GOAL OF THE EXERCISE
Return the listing below unchanged, minus its pictures.

§ §

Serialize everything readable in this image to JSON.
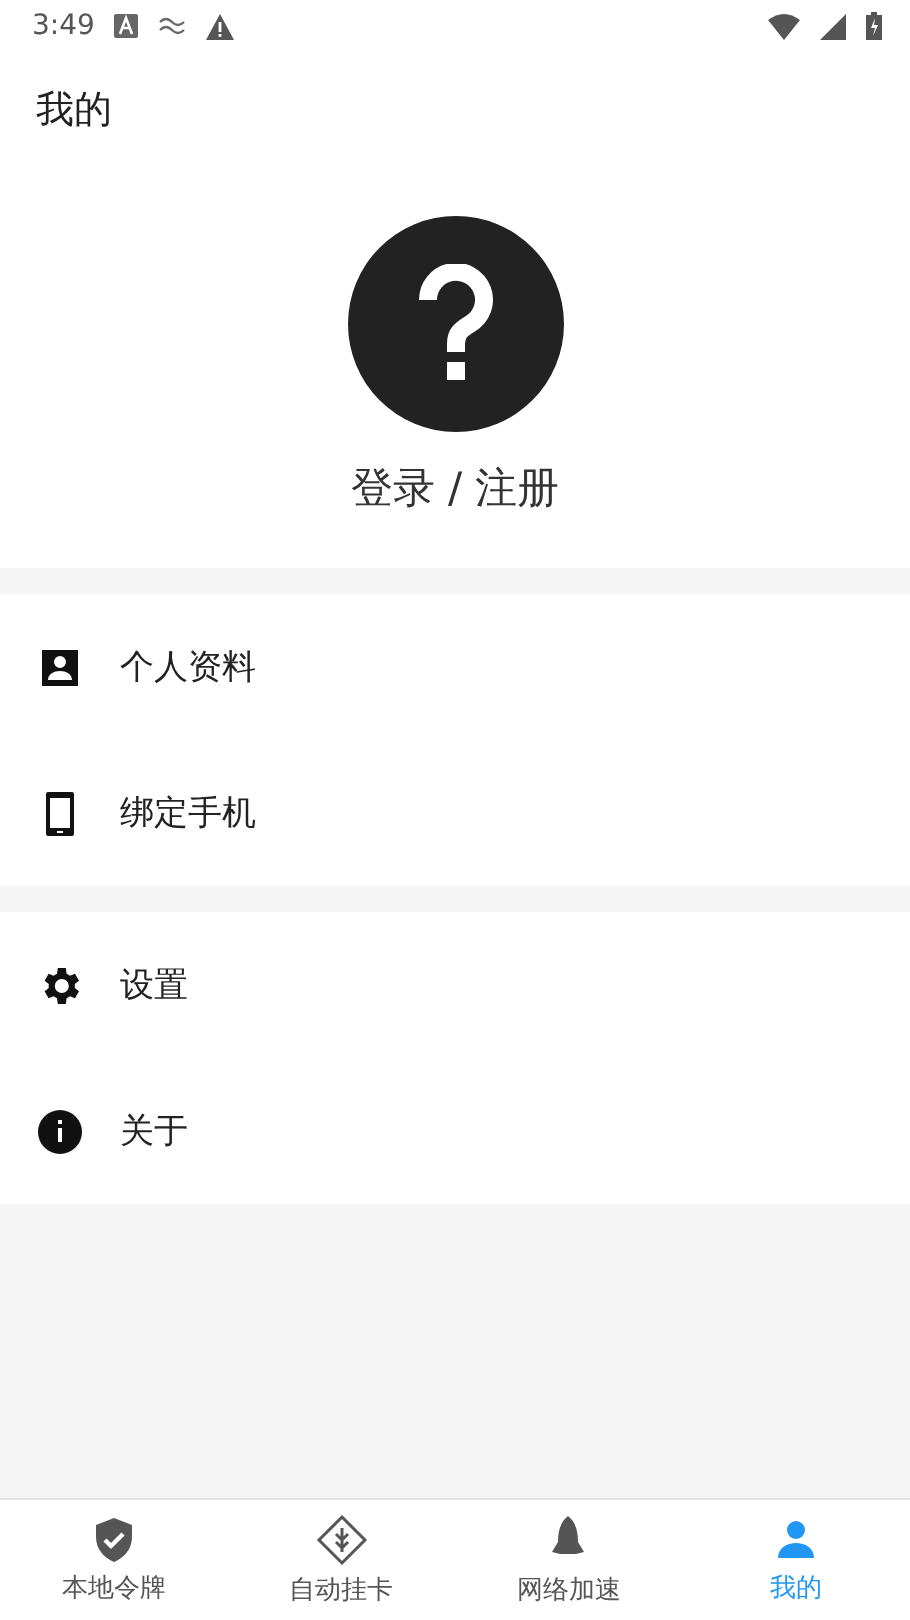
{
  "status_bar": {
    "time": "3:49"
  },
  "header": {
    "title": "我的"
  },
  "profile": {
    "login_label": "登录 / 注册"
  },
  "menu_groups": [
    {
      "items": [
        {
          "kind": "profile",
          "label": "个人资料"
        },
        {
          "kind": "phone",
          "label": "绑定手机"
        }
      ]
    },
    {
      "items": [
        {
          "kind": "settings",
          "label": "设置"
        },
        {
          "kind": "info",
          "label": "关于"
        }
      ]
    }
  ],
  "bottom_nav": [
    {
      "kind": "shield",
      "label": "本地令牌",
      "selected": false
    },
    {
      "kind": "auto",
      "label": "自动挂卡",
      "selected": false
    },
    {
      "kind": "rocket",
      "label": "网络加速",
      "selected": false
    },
    {
      "kind": "person",
      "label": "我的",
      "selected": true
    }
  ]
}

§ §

COMPLETED TASK
Serialize everything readable in this image to JSON.
{
  "status_bar": {
    "time": "3:49"
  },
  "header": {
    "title": "我的"
  },
  "profile": {
    "login_label": "登录 / 注册"
  },
  "menu_groups": [
    {
      "items": [
        {
          "kind": "profile",
          "label": "个人资料"
        },
        {
          "kind": "phone",
          "label": "绑定手机"
        }
      ]
    },
    {
      "items": [
        {
          "kind": "settings",
          "label": "设置"
        },
        {
          "kind": "info",
          "label": "关于"
        }
      ]
    }
  ],
  "bottom_nav": [
    {
      "kind": "shield",
      "label": "本地令牌",
      "selected": false
    },
    {
      "kind": "auto",
      "label": "自动挂卡",
      "selected": false
    },
    {
      "kind": "rocket",
      "label": "网络加速",
      "selected": false
    },
    {
      "kind": "person",
      "label": "我的",
      "selected": true
    }
  ]
}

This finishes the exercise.